This article was originally printed in the World Post | 14 April 2016
This week, the World Bank Group Spring Meetings have gathered some of the planet’s most influential people and institutions in Washington, D.C. to address the biggest development issues. Despite the powerful commitments from some of these agencies and entities—including the African Development Bank’s commitment to end energy poverty by 2025 and the global approval of the United Nations’ Sustainable Development Goal 7 (SDG7)—little progress has been made in the fight to end energy poverty. While there are numerous explanations, there is a critical decelerator when it comes to ending energy poverty and the multilateral development banks (MDBs): the missing energy access opportunity cost assessment.
Opportunity cost, a key economic concept, attempts to ensure that scarce resources are used efficiently. When it comes to alleviating energy poverty, our scarcest resource is time. What are we missing out on by failing to accelerate energy access? Current data available suggest that delivering energy access to the energy impoverished could create trillions of additional productive hours, save $38 billion in energy expenditures, and enable nearly 300 million school-age children to study longer under better conditions. Yet most approaches around energy poverty, including the framework popularized by the International Energy Agency, ask the world to wait 20 years and lose an entire generation’s worth of human potential.
The world’s major institutions continue to favor and fund slow, traditional steel-in-the-ground power as a key lever in universal energy access programs. An independent evaluation of the World Bank Group’s support to electricity access between 2000-2014 noted that the median implementation time of World Bank Group (WBG) investment projects was nine years. Like the WBG, many of the projects MDBs invest in limit the ability to quickly electrify the energy impoverished, and fail to take advantage of advances in ready-to-deploy renewable energy technologies. If MDBs prioritized energy projects based on time to access—part of the energy access opportunity costing—decentralized renewables like mini-grids and modular renewable energy services would emerge as a key energy solutions for under-electrified countries.

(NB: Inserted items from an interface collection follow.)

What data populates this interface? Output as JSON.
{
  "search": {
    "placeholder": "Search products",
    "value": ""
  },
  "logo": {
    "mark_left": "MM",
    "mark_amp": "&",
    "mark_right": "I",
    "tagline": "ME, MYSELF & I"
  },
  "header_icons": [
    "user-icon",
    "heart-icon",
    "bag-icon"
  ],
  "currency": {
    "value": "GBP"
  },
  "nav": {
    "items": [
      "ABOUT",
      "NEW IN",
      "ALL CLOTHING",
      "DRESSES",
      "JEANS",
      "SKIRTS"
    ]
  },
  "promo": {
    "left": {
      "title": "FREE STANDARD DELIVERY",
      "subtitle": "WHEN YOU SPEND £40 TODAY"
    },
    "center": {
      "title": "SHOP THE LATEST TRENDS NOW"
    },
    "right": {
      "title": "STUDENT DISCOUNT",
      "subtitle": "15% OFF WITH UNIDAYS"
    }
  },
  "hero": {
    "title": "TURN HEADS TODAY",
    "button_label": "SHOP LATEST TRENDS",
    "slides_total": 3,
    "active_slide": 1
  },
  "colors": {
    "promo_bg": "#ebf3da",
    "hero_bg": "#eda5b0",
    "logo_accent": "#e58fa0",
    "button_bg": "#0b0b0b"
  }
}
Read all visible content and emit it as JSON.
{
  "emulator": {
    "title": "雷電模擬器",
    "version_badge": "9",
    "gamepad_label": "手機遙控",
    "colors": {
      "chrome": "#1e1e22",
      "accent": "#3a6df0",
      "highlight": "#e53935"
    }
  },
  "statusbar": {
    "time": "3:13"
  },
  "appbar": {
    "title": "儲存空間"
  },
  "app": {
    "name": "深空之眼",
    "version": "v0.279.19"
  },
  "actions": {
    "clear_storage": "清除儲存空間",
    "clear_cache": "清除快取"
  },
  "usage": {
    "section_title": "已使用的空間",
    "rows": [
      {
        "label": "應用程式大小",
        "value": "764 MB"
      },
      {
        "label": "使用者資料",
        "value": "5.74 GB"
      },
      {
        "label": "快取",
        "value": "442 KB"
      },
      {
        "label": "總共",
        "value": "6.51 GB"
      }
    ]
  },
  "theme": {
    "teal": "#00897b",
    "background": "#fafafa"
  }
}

To shift the current paradigm, we must to create a way to help the world’s most influential institutions properly assess the value of time to access: We must establish the energy access opportunity cost as a critical funding criteria for energy projects in emerging markets. This missing link between pace of funding and speed of access means there is no institutionalized approach for fully understanding the trade-offs involved in access programs. By assessing the cost of connections and time to access, the access opportunity cost provides a more informed and level assessment of the fastest way to deliver basic energy access.
Every day that goes by without ending energy poverty, billions of people are prevented from accessing the well-being, opportunity and freedom that comes with access to reliable energy. Our MDBs—such as the World Bank Group,the African Development Bank, Asian Development Bank, and the Inter-American Development Bank—are expressly designed to catalyze poverty alleviation and infrastructure development. Given that energy is the great enabler for poverty reduction and economic development, the lack of proportional MDB support for the fast, cost-effective and reliable alleviation of energy poverty—decentralized renewable energy—is perhaps one of the greatest missed opportunities in the quest for universal energy access. By instituting energy access opportunity costing, we can appropriately align global resources to accelerate adoption of decentralized renewable energy and achieve universal energy access before 2030.